Directions for this task ->
Retype the data below without altering anything.

(Beginning of The data)

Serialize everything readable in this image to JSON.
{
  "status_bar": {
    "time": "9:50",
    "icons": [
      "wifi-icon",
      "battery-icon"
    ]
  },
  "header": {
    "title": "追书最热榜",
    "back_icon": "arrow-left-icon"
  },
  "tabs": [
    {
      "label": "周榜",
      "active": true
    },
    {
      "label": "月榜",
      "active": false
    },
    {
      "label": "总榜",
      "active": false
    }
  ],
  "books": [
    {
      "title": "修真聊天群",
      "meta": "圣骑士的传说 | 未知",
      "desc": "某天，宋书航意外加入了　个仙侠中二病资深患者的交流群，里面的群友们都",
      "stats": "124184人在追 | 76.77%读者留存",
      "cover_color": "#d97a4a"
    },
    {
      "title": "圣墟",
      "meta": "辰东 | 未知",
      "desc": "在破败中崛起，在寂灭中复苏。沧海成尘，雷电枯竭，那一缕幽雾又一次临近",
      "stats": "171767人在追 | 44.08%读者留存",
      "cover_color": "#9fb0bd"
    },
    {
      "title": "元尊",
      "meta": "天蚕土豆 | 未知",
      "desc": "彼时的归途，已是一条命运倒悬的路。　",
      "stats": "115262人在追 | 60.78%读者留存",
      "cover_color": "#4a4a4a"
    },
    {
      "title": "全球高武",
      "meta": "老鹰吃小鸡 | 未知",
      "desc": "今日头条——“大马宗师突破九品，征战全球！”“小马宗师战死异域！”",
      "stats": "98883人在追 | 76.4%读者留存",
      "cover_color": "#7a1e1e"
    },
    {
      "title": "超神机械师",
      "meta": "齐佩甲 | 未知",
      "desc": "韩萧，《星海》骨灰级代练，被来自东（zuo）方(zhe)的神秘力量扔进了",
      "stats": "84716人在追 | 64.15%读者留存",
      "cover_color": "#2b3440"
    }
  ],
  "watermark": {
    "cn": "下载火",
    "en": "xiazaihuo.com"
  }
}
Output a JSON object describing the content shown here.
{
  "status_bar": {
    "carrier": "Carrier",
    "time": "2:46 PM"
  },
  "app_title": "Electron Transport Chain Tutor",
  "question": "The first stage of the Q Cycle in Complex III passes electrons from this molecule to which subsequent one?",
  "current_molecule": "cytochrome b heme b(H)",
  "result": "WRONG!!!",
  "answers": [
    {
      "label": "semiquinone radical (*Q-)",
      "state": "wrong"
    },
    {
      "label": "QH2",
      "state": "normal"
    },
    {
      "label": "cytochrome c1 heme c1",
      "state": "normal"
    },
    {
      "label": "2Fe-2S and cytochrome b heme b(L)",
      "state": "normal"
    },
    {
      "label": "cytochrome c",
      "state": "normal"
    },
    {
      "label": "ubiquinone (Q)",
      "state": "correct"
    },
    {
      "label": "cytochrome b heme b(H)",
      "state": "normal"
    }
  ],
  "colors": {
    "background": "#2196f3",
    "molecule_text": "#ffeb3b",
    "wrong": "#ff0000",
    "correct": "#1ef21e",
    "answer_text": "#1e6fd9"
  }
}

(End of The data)

Exercise output ->
Serialize everything readable in this image to JSON.
{
  "status_bar": {
    "time": "9:50",
    "icons": [
      "wifi-icon",
      "battery-icon"
    ]
  },
  "header": {
    "title": "追书最热榜",
    "back_icon": "arrow-left-icon"
  },
  "tabs": [
    {
      "label": "周榜",
      "active": true
    },
    {
      "label": "月榜",
      "active": false
    },
    {
      "label": "总榜",
      "active": false
    }
  ],
  "books": [
    {
      "title": "修真聊天群",
      "meta": "圣骑士的传说 | 未知",
      "desc": "某天，宋书航意外加入了　个仙侠中二病资深患者的交流群，里面的群友们都",
      "stats": "124184人在追 | 76.77%读者留存",
      "cover_color": "#d97a4a"
    },
    {
      "title": "圣墟",
      "meta": "辰东 | 未知",
      "desc": "在破败中崛起，在寂灭中复苏。沧海成尘，雷电枯竭，那一缕幽雾又一次临近",
      "stats": "171767人在追 | 44.08%读者留存",
      "cover_color": "#9fb0bd"
    },
    {
      "title": "元尊",
      "meta": "天蚕土豆 | 未知",
      "desc": "彼时的归途，已是一条命运倒悬的路。　",
      "stats": "115262人在追 | 60.78%读者留存",
      "cover_color": "#4a4a4a"
    },
    {
      "title": "全球高武",
      "meta": "老鹰吃小鸡 | 未知",
      "desc": "今日头条——“大马宗师突破九品，征战全球！”“小马宗师战死异域！”",
      "stats": "98883人在追 | 76.4%读者留存",
      "cover_color": "#7a1e1e"
    },
    {
      "title": "超神机械师",
      "meta": "齐佩甲 | 未知",
      "desc": "韩萧，《星海》骨灰级代练，被来自东（zuo）方(zhe)的神秘力量扔进了",
      "stats": "84716人在追 | 64.15%读者留存",
      "cover_color": "#2b3440"
    }
  ],
  "watermark": {
    "cn": "下载火",
    "en": "xiazaihuo.com"
  }
}
Output a JSON object describing the content shown here.
{
  "status_bar": {
    "carrier": "Carrier",
    "time": "2:46 PM"
  },
  "app_title": "Electron Transport Chain Tutor",
  "question": "The first stage of the Q Cycle in Complex III passes electrons from this molecule to which subsequent one?",
  "current_molecule": "cytochrome b heme b(H)",
  "result": "WRONG!!!",
  "answers": [
    {
      "label": "semiquinone radical (*Q-)",
      "state": "wrong"
    },
    {
      "label": "QH2",
      "state": "normal"
    },
    {
      "label": "cytochrome c1 heme c1",
      "state": "normal"
    },
    {
      "label": "2Fe-2S and cytochrome b heme b(L)",
      "state": "normal"
    },
    {
      "label": "cytochrome c",
      "state": "normal"
    },
    {
      "label": "ubiquinone (Q)",
      "state": "correct"
    },
    {
      "label": "cytochrome b heme b(H)",
      "state": "normal"
    }
  ],
  "colors": {
    "background": "#2196f3",
    "molecule_text": "#ffeb3b",
    "wrong": "#ff0000",
    "correct": "#1ef21e",
    "answer_text": "#1e6fd9"
  }
}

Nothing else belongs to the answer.